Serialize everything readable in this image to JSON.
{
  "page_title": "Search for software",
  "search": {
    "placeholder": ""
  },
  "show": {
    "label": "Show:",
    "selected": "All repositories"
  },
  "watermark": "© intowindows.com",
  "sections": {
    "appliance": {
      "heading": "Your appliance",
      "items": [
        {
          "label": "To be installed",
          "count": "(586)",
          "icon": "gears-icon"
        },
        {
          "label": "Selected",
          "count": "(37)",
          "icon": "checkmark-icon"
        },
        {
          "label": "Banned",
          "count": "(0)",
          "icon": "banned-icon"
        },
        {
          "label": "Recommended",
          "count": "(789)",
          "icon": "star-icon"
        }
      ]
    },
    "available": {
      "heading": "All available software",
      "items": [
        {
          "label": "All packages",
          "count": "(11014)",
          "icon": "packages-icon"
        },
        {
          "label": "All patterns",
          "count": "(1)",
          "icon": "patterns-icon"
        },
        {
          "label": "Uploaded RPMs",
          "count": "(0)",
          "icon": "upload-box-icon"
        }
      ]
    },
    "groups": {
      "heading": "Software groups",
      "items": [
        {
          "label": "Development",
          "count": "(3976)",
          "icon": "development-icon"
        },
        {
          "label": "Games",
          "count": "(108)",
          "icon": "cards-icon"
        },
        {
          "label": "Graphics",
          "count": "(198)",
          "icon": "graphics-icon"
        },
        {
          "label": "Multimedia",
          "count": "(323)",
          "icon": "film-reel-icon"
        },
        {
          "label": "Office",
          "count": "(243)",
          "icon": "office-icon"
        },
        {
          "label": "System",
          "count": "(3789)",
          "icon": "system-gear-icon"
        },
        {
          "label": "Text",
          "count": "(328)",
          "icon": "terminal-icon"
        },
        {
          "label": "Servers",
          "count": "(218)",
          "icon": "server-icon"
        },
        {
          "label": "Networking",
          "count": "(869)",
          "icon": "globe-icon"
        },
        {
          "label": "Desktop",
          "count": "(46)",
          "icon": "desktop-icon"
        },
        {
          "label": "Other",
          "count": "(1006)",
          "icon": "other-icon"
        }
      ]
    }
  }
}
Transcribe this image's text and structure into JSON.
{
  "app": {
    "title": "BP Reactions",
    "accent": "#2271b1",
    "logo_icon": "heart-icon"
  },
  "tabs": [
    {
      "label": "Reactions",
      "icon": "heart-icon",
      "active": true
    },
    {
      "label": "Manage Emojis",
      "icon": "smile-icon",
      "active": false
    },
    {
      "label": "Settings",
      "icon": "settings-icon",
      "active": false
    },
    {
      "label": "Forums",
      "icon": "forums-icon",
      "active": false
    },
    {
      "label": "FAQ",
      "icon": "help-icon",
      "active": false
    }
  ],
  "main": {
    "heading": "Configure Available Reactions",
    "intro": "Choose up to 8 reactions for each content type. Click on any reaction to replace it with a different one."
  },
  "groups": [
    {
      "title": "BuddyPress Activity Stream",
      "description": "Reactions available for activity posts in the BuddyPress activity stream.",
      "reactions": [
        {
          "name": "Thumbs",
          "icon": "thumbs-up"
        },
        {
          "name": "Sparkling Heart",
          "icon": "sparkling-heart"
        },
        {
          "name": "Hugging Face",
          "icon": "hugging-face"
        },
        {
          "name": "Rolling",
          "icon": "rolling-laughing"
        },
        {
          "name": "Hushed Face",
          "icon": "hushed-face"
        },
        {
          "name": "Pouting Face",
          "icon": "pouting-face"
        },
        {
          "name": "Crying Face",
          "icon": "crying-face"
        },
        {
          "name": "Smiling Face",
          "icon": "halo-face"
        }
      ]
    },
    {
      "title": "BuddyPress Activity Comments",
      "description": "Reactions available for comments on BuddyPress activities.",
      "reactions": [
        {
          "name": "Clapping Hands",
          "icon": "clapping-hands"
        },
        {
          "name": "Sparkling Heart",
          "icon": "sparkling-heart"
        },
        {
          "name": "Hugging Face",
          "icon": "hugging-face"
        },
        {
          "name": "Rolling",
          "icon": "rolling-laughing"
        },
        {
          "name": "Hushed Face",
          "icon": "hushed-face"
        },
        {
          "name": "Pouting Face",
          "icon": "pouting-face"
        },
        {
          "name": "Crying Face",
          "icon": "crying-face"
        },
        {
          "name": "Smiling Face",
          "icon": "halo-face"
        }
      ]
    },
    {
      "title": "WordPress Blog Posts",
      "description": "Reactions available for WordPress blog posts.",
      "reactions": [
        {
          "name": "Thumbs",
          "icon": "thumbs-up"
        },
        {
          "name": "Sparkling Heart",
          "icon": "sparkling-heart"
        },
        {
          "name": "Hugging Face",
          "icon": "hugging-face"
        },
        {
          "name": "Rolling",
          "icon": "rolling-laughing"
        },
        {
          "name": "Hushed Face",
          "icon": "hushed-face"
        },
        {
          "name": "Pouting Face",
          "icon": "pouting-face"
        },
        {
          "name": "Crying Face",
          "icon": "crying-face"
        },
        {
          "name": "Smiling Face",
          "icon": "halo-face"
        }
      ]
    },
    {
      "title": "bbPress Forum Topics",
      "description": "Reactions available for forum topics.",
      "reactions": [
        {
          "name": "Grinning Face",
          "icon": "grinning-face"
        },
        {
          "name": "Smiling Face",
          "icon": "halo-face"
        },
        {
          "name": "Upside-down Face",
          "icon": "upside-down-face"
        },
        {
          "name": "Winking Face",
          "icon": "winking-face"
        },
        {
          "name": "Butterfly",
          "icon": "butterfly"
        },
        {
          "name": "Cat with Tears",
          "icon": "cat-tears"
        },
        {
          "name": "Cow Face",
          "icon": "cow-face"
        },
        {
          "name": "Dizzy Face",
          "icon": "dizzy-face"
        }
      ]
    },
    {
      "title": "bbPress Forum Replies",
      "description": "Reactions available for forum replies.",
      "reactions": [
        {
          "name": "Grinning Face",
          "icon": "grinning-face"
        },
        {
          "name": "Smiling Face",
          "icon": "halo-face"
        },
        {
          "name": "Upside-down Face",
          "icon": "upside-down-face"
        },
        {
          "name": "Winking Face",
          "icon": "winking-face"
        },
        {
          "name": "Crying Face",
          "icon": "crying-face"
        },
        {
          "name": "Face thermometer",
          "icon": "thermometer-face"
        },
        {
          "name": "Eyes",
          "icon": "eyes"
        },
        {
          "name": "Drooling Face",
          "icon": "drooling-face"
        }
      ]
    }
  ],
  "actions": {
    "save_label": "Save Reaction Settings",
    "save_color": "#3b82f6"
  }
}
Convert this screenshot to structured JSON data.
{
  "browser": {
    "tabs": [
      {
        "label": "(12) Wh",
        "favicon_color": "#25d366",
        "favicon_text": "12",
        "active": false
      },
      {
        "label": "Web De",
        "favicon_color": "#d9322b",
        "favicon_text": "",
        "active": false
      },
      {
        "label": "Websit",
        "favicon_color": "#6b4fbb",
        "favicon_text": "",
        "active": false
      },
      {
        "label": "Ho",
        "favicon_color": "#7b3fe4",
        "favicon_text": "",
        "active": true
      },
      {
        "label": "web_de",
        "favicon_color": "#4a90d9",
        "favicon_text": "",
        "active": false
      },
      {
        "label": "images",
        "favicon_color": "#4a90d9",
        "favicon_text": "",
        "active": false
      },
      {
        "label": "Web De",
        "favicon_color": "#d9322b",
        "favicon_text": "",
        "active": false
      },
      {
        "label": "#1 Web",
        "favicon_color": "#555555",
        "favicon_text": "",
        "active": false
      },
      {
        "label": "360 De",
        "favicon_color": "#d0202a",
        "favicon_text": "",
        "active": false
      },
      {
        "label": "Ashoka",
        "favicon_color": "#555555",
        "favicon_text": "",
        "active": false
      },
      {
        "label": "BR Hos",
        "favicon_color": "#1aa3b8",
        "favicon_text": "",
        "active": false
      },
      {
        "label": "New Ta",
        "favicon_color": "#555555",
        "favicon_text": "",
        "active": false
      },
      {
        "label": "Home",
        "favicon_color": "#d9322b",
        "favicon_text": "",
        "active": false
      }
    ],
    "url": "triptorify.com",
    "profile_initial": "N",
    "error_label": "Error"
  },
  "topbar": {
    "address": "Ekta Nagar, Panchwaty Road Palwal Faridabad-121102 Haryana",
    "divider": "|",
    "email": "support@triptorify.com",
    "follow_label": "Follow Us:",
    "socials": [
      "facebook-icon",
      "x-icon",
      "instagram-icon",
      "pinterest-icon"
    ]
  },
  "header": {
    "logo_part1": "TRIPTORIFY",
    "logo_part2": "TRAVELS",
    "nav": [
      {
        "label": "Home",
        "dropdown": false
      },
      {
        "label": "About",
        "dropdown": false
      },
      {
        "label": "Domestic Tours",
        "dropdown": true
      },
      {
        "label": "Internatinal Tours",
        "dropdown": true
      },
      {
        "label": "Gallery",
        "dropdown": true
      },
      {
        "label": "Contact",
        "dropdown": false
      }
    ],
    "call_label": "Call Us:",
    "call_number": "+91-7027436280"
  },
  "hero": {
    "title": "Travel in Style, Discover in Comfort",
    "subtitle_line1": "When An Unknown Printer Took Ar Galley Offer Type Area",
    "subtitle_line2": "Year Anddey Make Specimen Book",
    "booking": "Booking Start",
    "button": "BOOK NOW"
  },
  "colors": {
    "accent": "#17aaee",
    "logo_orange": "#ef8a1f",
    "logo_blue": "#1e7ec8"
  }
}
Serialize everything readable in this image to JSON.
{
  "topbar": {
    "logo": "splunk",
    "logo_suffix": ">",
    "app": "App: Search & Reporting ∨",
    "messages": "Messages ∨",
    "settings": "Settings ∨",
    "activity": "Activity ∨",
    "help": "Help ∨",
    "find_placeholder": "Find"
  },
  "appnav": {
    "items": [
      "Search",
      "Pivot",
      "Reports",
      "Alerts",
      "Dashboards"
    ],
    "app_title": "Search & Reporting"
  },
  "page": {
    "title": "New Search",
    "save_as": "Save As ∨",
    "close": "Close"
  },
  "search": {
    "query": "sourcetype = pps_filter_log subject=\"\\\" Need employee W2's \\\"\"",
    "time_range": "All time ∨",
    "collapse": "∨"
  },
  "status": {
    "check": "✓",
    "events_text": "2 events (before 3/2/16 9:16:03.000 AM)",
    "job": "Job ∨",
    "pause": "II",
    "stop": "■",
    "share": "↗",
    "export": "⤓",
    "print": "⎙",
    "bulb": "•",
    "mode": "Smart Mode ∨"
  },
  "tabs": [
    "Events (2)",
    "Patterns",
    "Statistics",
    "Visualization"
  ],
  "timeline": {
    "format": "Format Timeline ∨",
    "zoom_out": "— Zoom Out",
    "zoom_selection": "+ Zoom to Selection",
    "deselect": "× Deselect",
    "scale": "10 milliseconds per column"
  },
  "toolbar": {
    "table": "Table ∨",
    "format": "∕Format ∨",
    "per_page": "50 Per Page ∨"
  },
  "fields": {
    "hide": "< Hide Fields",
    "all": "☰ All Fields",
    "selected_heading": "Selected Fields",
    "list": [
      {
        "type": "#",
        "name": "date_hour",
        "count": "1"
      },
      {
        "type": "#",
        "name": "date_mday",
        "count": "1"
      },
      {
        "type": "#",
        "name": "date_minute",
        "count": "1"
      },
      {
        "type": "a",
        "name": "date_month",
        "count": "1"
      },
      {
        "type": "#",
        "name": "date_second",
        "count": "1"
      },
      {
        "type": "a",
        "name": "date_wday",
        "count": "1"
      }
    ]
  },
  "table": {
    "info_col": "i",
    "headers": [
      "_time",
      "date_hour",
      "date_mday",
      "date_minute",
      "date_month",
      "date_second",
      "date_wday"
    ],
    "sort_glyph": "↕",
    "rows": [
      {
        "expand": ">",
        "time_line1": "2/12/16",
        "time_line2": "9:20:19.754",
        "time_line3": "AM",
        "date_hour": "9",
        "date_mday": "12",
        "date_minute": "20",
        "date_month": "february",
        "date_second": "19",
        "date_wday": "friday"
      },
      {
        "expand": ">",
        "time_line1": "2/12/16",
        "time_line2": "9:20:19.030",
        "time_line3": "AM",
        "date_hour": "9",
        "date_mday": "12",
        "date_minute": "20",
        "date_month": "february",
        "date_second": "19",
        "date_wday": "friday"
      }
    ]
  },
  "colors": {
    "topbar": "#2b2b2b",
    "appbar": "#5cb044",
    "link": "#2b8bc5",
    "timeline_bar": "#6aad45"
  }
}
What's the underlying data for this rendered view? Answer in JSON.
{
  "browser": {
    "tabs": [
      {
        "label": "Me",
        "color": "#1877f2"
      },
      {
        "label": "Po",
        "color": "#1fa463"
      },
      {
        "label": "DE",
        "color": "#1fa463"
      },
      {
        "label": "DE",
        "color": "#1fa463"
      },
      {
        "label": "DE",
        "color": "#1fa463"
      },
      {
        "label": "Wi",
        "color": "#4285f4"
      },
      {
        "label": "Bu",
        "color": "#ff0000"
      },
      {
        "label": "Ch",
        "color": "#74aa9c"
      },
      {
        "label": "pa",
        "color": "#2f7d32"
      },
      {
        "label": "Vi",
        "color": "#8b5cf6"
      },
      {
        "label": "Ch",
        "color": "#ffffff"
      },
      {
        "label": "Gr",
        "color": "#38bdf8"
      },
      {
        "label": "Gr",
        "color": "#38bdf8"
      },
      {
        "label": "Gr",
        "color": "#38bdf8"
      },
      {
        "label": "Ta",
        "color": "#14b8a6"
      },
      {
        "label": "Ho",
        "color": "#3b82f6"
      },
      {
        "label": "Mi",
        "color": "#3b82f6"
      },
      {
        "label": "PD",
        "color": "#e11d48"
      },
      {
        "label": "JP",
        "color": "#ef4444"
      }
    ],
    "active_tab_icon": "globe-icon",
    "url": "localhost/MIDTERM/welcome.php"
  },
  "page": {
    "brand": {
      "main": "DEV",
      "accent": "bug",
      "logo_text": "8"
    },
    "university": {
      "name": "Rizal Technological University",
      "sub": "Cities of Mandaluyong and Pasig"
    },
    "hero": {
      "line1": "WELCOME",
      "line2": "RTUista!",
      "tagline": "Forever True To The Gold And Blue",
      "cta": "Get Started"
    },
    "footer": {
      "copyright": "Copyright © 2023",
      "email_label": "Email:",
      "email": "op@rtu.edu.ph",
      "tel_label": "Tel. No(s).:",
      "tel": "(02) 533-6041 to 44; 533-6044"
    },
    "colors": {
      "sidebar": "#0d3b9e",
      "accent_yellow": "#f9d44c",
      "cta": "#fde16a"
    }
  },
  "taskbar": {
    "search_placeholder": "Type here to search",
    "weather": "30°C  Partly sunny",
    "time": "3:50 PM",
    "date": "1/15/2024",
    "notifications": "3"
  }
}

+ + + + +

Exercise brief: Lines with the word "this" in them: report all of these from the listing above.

Response area:
Serialize everything readable in this image to JSON.
Transcribe this image's text and structure into JSON.
Convert this screenshot to structured JSON data.
Serialize everything readable in this image to JSON.
What's the underlying data for this rendered view? Answer in JSON.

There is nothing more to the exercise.